BDA have agreed to sponsor a session at Geotechnica which will be a Health and Safety session.

The BDA also spoke to the SWG about the BDA Audit. This scheme has been brought in to allow companies to assess the ongoing competence of the drill crews and to comply with BS 22475: Part 2. The auditee has to have already achieved the Land Drilling NVQ but this will look more closely in to how the driller is operating on site and complying with legislation, guidance and good practice. The BDA Training and Education Committee is currently working with Equipe to strengthen the Audit so that it requires the auditee to be able to prove a high standard of knowledge and application of both quality and safety. It is hoped that this will be linked in to the work to improve the current Land Drilling NVQs and in time to develop a Level 3 Advanced Lead Driller qualification.

Safety awareness and CSCS

The CSCS have been advised by the construction industry that there are too many loopholes in the CSCS card scheme. The CSCS card should represent the work activity being performed on site by that individual. The current clamp down has seen the requirement to attend a one day approved Health, Safety and Environmental awareness course if a GREEN labourer’s card is required. This is in addition to the CSCS touch screen test. Whilst this sounds initially like a good initiative to reduce the number of generic cards and promote training there are concerns. The concerns are that

  • it may lead to similar generic cards such as the WHITE Construction Related Operatives (CRO) card requiring something similar or being withdrawn
  • the promotion of generic Health and Safety training.
    The CRO card is commonly used across the geotechnical industry under the title Ground Specialist.New Standards BS EN 16228 – Drilling and foundation equipment.The new standard is seen to be the European wide requirements for rig guarding but they are actually a lot more detailed and cover all safety aspects of operating drilling equipment across sectors and rig types. Most organisations have still not looked to see if changes to UK practice or obligations on rig users or manufacturers has changed. AGS has told BDA that as the trade body for drilling they should be advising industry on these matters. One AGS member believes that it downgrades the importance of guarding in reference to trapping distances. There will undoubtedly be other areas which need to be considered. The BS was live from the end of October 2014.

    Construction Design and Management Regulations, 2015

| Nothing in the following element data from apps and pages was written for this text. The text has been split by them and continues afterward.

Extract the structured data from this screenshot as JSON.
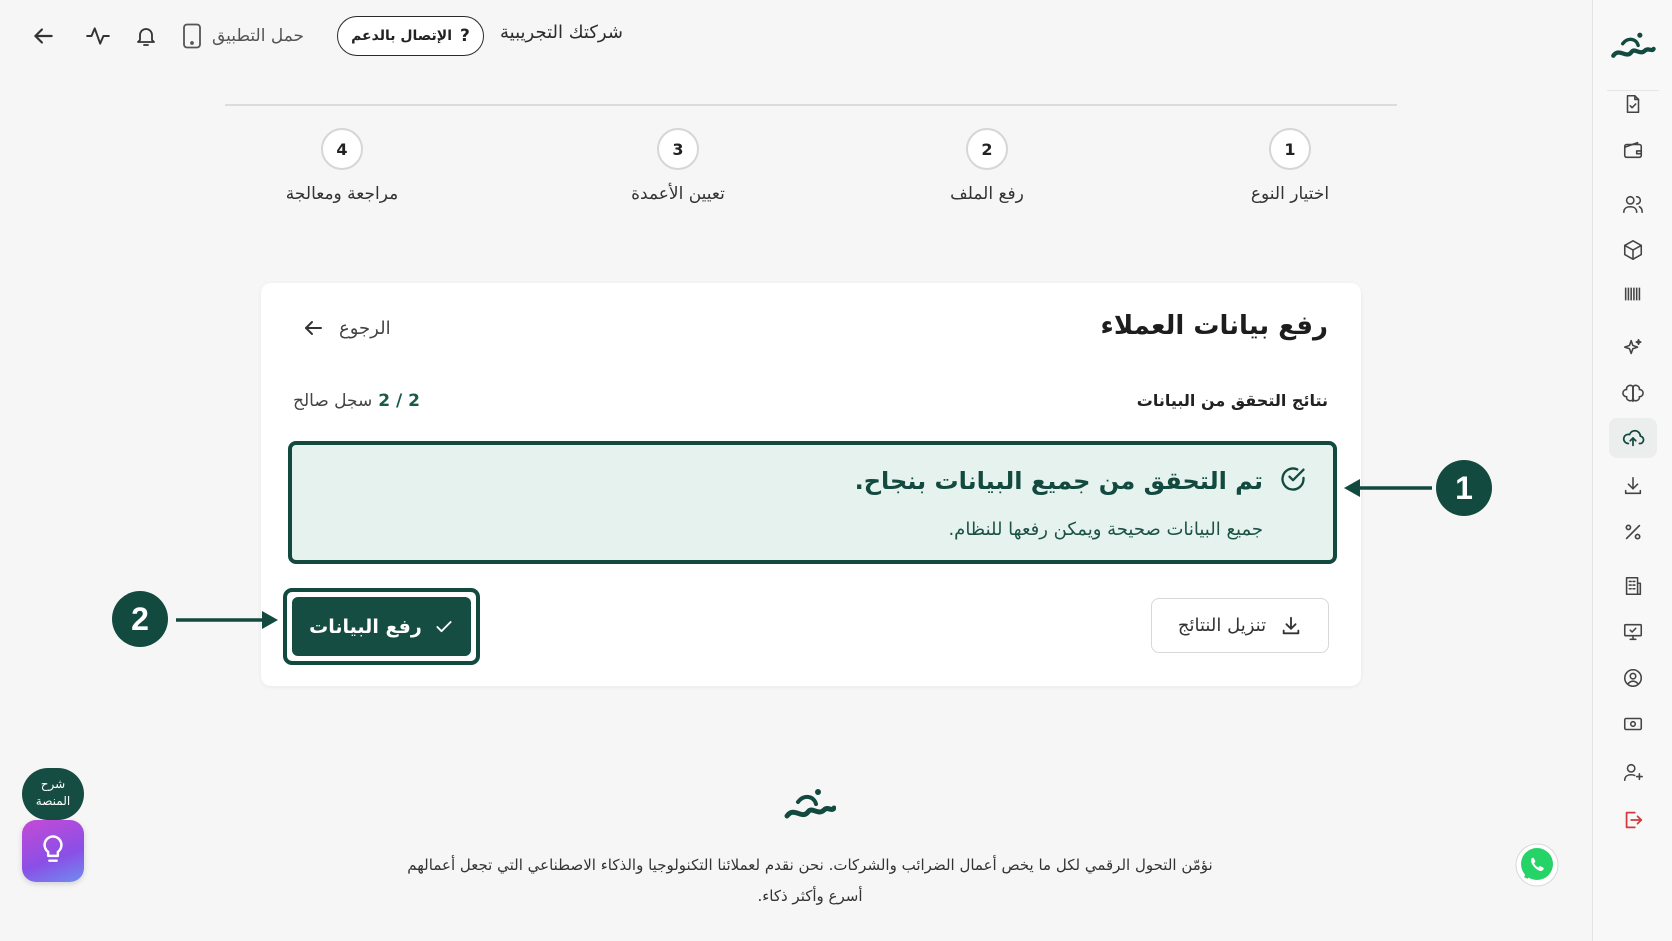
{
  "topbar": {
    "company": "شركتك التجريبية",
    "support_label": "الإتصال بالدعم",
    "app_label": "حمل التطبيق"
  },
  "stepper": [
    {
      "number": "1",
      "label": "اختيار النوع"
    },
    {
      "number": "2",
      "label": "رفع الملف"
    },
    {
      "number": "3",
      "label": "تعيين الأعمدة"
    },
    {
      "number": "4",
      "label": "مراجعة ومعالجة"
    }
  ],
  "card": {
    "title": "رفع بيانات العملاء",
    "back_label": "الرجوع",
    "section_label": "نتائج التحقق من البيانات",
    "valid_count": "2 / 2",
    "valid_label": "سجل صالح",
    "alert_title": "تم التحقق من جميع البيانات بنجاح.",
    "alert_sub": "جميع البيانات صحيحة ويمكن رفعها للنظام.",
    "download_label": "تنزيل النتائج",
    "upload_label": "رفع البيانات"
  },
  "annotations": {
    "marker1": "1",
    "marker2": "2"
  },
  "footer": {
    "line1": "نؤمّن التحول الرقمي لكل ما يخص أعمال الضرائب والشركات. نحن نقدم لعملائنا التكنولوجيا والذكاء الاصطناعي التي تجعل أعمالهم",
    "line2": "أسرع وأكثر ذكاء."
  },
  "help": {
    "pill_label": "شرح المنصة"
  },
  "colors": {
    "primary": "#164d42",
    "alert_bg": "#e6f2ee",
    "background": "#f6f6f6"
  },
  "icons": [
    "back-arrow-icon",
    "pulse-icon",
    "bell-icon",
    "phone-icon",
    "question-icon",
    "file-check-icon",
    "wallet-icon",
    "users-icon",
    "box-icon",
    "barcode-icon",
    "sparkles-icon",
    "brain-icon",
    "cloud-upload-icon",
    "download-icon",
    "percent-icon",
    "building-icon",
    "monitor-icon",
    "user-circle-icon",
    "money-icon",
    "user-plus-icon",
    "logout-icon",
    "check-circle-icon",
    "check-icon",
    "lightbulb-icon",
    "whatsapp-icon"
  ]
}
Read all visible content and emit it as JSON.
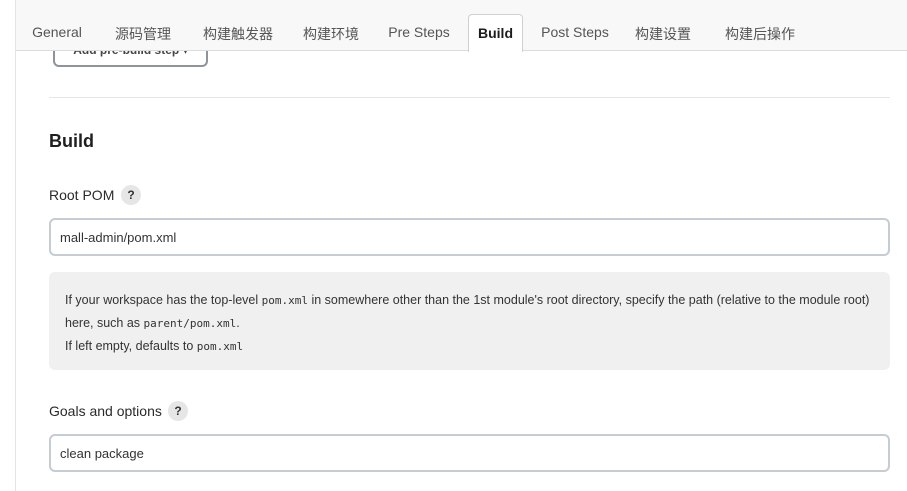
{
  "tabs": [
    {
      "label": "General",
      "active": false
    },
    {
      "label": "源码管理",
      "active": false
    },
    {
      "label": "构建触发器",
      "active": false
    },
    {
      "label": "构建环境",
      "active": false
    },
    {
      "label": "Pre Steps",
      "active": false
    },
    {
      "label": "Build",
      "active": true
    },
    {
      "label": "Post Steps",
      "active": false
    },
    {
      "label": "构建设置",
      "active": false
    },
    {
      "label": "构建后操作",
      "active": false
    }
  ],
  "pre_steps": {
    "add_button_label": "Add pre-build step",
    "caret": "▾"
  },
  "build": {
    "section_title": "Build",
    "root_pom": {
      "label": "Root POM",
      "help": "?",
      "value": "mall-admin/pom.xml"
    },
    "help_text": {
      "line1_pre": "If your workspace has the top-level ",
      "line1_code": "pom.xml",
      "line1_post": " in somewhere other than the 1st module's root directory, specify the path (relative to the module root) here, such as ",
      "line1_code2": "parent/pom.xml",
      "line1_end": ".",
      "line2_pre": "If left empty, defaults to ",
      "line2_code": "pom.xml"
    },
    "goals": {
      "label": "Goals and options",
      "help": "?",
      "value": "clean package"
    }
  },
  "colors": {
    "tab_bar_bg": "#f8f8f8",
    "help_box_bg": "#f0f0f0",
    "input_border": "#c5ccd3",
    "active_tab_text": "#1c1c1c"
  }
}
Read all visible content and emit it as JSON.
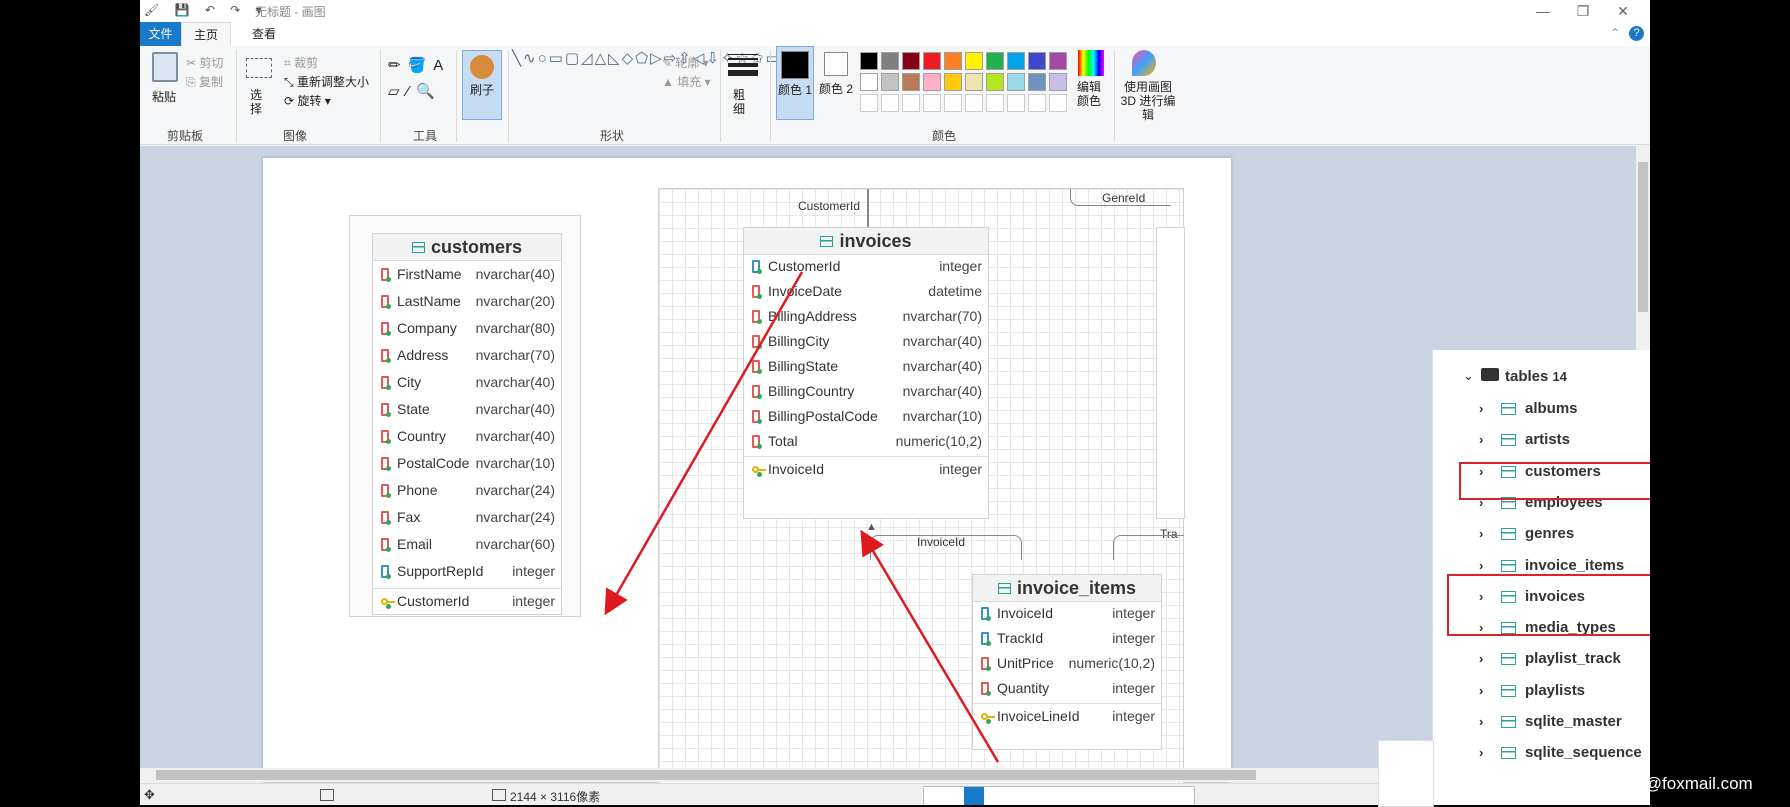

    The changes to the CDM regulations was discussed, majority of the group felt more responsibility had been passed onto the client and they would now have to consider risk as well as the cost of the project. Julian Lovell noted the HSE encourages industry interpretation, and thought it was important guidance was produced to reflect the industry. The group agreed and recognised the re-education of clients would be the hardest transition. It was agreed joint industry guidance with the BDA and the Federation of Piling Specialists (FPS) would be ideal. Julian, Madeleine Bardsley, Adam Latimer and Jon Rayner agreed to contribute to the joint industry guidance on behalf of the AGS. Ann-Marie Casserly raised the proposal at the FPS Safety & Training meeting and Julian contacted BDA. Currently all parties agree that it would be a good initiative but neither FPS nor BDA could provide time or resources at the moment.

    Equipe are currently arranging a FREE one day seminar/discussion forum for Health and Safety in the geotechnical industry on 4th March at their training rooms near Banbury. The day is aimed to open up debate on HS&E matters including:

  • How the industry should adopt and interpret the requirements of CDM 2015
    • Can we educate the client?
    • Can CDMCs become Principal Designers?
    • Can the industry cope with the increased demand to act as Principal Contractor?
  • Will it increase resources and costs to complete CDM jobs?
  • Why companies might consider Health Surveillance

Safety Alerts

The Safety Working Group would like to receive copies of safety alerts relevant to member’s activities so that lessons can be learnt. The most valuable messages often come from Near Misses and it is hoped that we can start a regular item in the newsletter but we have to have items sent from the membership.